The Chicago Landmarks website says that Henry Sierks was the architect and that the building was started in 1912. However, this seems to us impossible. Sierks, whose buildings go back to the 1880s, must have retired before the 1920s, and yet until then there was no Chinese activity on Wentworth Avenue south of 22nd Street. Hence we believe that Sierks cannot have designed this particular structure, and certainly not as early as 1912 when Chinese had just begun to move to the South Side Chinatown. Perhaps another building is meant — conceivably the one that was demolished to make space for the Moy Association Building.
[The AIA Guide to Chicago confirms this. It says the present building, located at 2238 S. Wentworth Ave., was erected in 1928 with the upper floors being added in 1932. The architects were Michaelson and Rognstad.]
The Moys’ building bears a number of similarities to the Won Kow Restaurant and the Pui Tak/ On Leong Building, including an impressive third-floor balcony and the use of Midwestern tile in quasi-Chinese style (probably also from the Teco Co.) to decorate a brick facade. The green, yellow, and white of the densely ornamented tiles against the buff color of the brick produce a striking effect, making the Moy Association Building one of the most handsome in Chinatown.
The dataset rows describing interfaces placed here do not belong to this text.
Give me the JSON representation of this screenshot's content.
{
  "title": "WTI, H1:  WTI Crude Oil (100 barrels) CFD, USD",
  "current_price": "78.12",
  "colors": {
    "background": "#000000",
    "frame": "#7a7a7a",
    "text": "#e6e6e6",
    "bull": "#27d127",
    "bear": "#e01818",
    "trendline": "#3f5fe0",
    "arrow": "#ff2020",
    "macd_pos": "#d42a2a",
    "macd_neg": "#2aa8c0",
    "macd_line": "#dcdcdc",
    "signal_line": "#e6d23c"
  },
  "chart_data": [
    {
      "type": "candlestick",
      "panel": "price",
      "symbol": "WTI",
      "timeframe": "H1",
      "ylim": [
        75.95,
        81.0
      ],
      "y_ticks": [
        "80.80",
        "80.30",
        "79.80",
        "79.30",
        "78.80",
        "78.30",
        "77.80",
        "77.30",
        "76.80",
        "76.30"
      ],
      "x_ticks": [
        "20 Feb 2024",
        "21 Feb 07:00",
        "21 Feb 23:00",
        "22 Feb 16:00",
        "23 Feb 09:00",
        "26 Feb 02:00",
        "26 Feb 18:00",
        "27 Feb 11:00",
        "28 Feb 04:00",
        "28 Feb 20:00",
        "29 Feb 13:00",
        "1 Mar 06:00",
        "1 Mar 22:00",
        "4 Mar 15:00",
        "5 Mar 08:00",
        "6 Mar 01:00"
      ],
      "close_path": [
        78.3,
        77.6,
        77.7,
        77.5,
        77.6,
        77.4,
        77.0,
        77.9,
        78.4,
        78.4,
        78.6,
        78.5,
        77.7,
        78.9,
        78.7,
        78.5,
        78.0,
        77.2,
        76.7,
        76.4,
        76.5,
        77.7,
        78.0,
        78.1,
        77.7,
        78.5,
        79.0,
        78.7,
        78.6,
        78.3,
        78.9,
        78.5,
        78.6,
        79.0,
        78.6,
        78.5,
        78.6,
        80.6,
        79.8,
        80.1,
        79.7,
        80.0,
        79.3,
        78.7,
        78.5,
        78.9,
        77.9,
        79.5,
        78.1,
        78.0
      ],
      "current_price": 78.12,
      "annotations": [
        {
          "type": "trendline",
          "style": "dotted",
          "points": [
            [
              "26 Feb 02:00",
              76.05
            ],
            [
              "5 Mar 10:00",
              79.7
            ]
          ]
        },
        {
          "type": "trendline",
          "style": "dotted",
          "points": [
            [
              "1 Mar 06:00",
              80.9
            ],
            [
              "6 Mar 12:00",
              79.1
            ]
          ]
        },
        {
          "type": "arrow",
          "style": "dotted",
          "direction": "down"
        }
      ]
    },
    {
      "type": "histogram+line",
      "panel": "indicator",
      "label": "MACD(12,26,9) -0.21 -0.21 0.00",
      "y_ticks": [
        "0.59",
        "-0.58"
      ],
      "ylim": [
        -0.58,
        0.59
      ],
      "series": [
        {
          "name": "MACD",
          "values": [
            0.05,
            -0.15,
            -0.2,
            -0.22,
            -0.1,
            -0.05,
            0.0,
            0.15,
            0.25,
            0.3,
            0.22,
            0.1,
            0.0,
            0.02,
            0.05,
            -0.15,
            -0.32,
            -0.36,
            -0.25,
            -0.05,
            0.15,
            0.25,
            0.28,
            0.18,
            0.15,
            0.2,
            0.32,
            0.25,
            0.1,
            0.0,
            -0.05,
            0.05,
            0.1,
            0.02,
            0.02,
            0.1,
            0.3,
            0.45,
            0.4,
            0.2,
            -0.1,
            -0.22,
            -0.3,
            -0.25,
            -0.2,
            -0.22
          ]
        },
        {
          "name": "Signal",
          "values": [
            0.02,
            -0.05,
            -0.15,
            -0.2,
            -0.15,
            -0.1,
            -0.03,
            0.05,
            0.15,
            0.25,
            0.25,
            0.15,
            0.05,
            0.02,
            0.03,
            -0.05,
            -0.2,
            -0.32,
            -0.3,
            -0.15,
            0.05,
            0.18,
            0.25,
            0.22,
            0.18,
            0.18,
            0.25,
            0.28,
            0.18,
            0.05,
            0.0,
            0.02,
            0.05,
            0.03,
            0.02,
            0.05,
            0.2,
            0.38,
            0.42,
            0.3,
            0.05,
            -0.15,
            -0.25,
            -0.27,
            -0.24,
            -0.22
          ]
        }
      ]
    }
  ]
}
Between 1933 and the 1980s, the ground floor of the building housed the for-profit Ling Long Museum, some of whose exhibits have come to the Chinese-American Museum. It is now the Emperor’s Choice Restaurant.